“I think in the past there has been a lack of communication, and I hope everyone is going to be on the same page moving forward,” Kiepke said.
In response, Everson said the city will be accepting applications until Sept. 24, and he expects to fill the vacancy by Dec. 1.
In addition, City Attorney Justin Johnson provided a brief overview of the provisions that will change moving forward. The first provision included switching the timeline of when the appointment of new board members takes place from. The board's rules call for new members to be appointed in July, but that provision hasn't been followed for “quite some time,” Johnson said. He suggested appointments be made in October.

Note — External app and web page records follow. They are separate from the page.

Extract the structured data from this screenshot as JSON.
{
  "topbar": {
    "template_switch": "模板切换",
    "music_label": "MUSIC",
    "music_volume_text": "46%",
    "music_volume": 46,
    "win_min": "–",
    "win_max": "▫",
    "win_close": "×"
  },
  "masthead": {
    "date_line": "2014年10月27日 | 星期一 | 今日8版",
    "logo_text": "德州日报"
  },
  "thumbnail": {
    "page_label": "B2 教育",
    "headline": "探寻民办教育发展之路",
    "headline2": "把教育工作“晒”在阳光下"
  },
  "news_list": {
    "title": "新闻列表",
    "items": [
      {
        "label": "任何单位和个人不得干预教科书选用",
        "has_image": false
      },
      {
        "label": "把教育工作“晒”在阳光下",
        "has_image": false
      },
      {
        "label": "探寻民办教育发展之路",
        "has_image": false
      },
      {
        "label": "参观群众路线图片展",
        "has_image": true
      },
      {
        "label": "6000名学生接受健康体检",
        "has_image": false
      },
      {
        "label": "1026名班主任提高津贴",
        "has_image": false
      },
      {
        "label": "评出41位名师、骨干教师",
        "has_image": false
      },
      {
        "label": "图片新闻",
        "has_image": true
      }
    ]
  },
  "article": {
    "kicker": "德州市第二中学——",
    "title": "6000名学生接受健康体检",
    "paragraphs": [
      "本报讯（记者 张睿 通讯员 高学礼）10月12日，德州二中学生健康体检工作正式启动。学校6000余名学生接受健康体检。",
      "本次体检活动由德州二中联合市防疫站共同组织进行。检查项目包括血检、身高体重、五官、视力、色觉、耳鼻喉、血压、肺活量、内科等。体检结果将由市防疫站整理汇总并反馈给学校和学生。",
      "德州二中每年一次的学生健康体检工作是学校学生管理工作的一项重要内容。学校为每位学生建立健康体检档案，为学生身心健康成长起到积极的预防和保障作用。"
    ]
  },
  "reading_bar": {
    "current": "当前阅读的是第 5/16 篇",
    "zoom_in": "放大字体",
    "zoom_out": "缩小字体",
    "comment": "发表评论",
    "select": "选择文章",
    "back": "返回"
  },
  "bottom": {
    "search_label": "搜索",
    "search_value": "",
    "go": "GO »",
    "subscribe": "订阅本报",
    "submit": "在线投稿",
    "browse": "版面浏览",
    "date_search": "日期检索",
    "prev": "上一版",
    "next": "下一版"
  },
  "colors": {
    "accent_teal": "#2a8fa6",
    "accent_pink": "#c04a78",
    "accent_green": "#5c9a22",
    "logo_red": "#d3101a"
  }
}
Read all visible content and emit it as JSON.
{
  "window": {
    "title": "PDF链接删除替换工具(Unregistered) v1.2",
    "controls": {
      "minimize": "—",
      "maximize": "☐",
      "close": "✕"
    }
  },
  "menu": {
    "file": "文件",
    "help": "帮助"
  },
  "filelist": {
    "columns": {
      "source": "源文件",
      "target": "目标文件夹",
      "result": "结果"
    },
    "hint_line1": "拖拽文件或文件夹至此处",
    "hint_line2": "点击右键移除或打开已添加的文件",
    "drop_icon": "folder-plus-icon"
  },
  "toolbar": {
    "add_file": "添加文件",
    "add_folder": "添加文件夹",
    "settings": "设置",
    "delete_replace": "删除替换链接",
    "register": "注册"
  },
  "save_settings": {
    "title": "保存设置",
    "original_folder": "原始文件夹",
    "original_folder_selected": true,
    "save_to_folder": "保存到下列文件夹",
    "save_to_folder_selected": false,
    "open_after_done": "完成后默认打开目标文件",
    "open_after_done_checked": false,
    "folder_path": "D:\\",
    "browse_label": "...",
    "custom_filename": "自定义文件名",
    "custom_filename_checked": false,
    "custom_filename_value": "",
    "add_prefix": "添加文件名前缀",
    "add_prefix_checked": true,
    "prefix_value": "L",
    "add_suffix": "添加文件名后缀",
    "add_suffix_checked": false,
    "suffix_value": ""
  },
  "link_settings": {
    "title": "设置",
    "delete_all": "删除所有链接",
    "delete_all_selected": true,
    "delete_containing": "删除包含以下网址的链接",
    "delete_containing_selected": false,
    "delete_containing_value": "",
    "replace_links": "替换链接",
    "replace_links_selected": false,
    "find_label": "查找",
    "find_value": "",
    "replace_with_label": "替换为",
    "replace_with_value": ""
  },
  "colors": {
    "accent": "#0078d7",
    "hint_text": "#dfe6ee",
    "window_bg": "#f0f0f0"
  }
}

The other changes include allowing the Mitchell Chamber of Commerce's appointee to have an unlimited term limit. That position is currently held by Chamber Director Sonya Moller. The term length will remain the same for the seven citizen members, who can serve up to two, three-year terms. City leaders also intend to discuss whether the Corn Palace director should be a sitting member of the Corn Palace board, which is a rarity among the city's committees.
Palace Festival discussion
The board also held a brief discussion regarding this year’s Corn Palace Festival. Kiepke said the lack of attendance for the entertainment events was disappointing. The music entertainment at the Freedom Stage -- which was located in the Corn Palace Plaza throughout the five-day festival -- saw poor crowd, she said.
Ellwein said she's been looking for ways to improve the entertainment at the Freedom Stage, and noted she was introduced to Mitchell resident and musician James Kropenske. Kropenske has met country music artists and jammers during his time wintering in Texas and recently hosted some Winter Texans during Corn Palace Festival week for a jam in Mitchell. Recently, he pitched a proposal to host a two-to-three day jam inside the Corn Palace or at the Freedom Stage.
“With the success we’ve had performing at all of the places we have in the past, I feel that it could be a great opportunity,” Kropenske said.
Considering the lack of attendance the live music events suffered this year, Kropenske said the Texas Jammers could help revitalize the free entertainment.
“I think we could bring some excitement back through the style of music we play,” Kropenske said.